The first step was to gather all of the paperwork and isolate the amount at issue and relative rights of the owner, title company and the material supplier. Of course, the contractor's paperwork was not organized and was incomplete. But after reconstructing the missing materials, the amount at issue was less than originally expected. This created option 1: the contractor confirmed to the owner that he would cover any amounts claimed by the material supplier. One interested party satisfied - the owner.
The second step was to review the title company agreement and related documents. The documents raised legal questions, which required research regarding the standing of the material supplier and the rights of the title company relating to a false lien waiver. This created option 2: the material supplier had no rights and the title company had a claim against the subcontractor who falsified the lien waiver. This kept the material supplier from bothering the title company further and the title company from requesting that the contractor return the entire payout. Another interested party satisfied - the title company.

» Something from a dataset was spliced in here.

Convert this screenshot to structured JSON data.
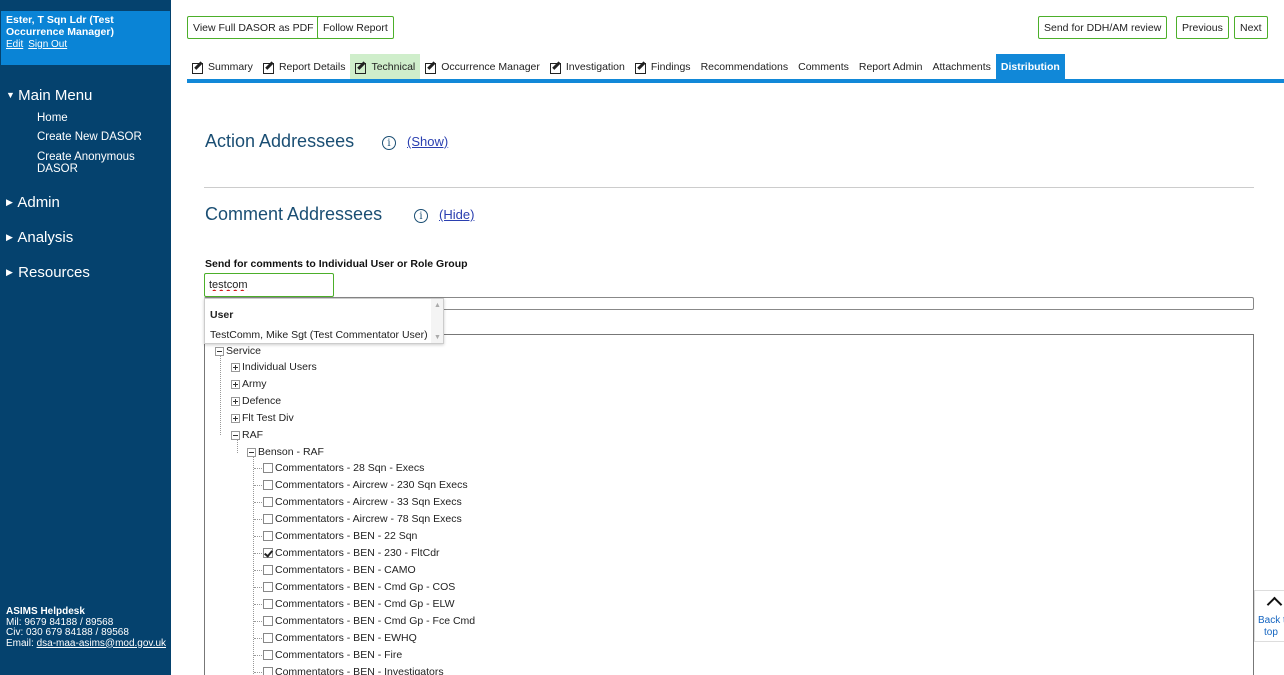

The third step was simple, but bothersome for the contractor. Negotiate with the material supplier and pay it in order to both, avoid further disruption to the project and bolster the contractor's reputation with its trades, since trades talk. The key to this step was the work in step one which confirmed that the material supplier was actually owed less than it claimed when it contacted the owner and the title company. The amount was truly nominal compared to the trouble caused by the subcontractor's false lien waiver. This created option 3: the ability to strike a deal with the material supplier which the contractor paid and took an assignment of the material suppliers' claim against the subcontractor. The final interested party satisfied - the material supplier.
The final step is ongoing. The contractor now has a claim against the subcontractor for the amounts due to the material supplier which is much more direct than a fraud claim, which is messy because it is unclear whether the owner, the title company, the contractor or some combination of the foregoing are the proper holders of a fraud claim. The contractor has the right to recover the full amount owed by the subcontractor to the material supplier which is greater than the settled amount the contractor paid. Plus, the material supplier's contract provides for attorney fees so the contractor will be seeking to recover those as well. This created option 4: a direct right of the contractor to resolve this problem.
By contacting an attorney early, rather than trying to work out this situation on its own, the contractor was presented with options and was able to prevent a bad situation from getting worse.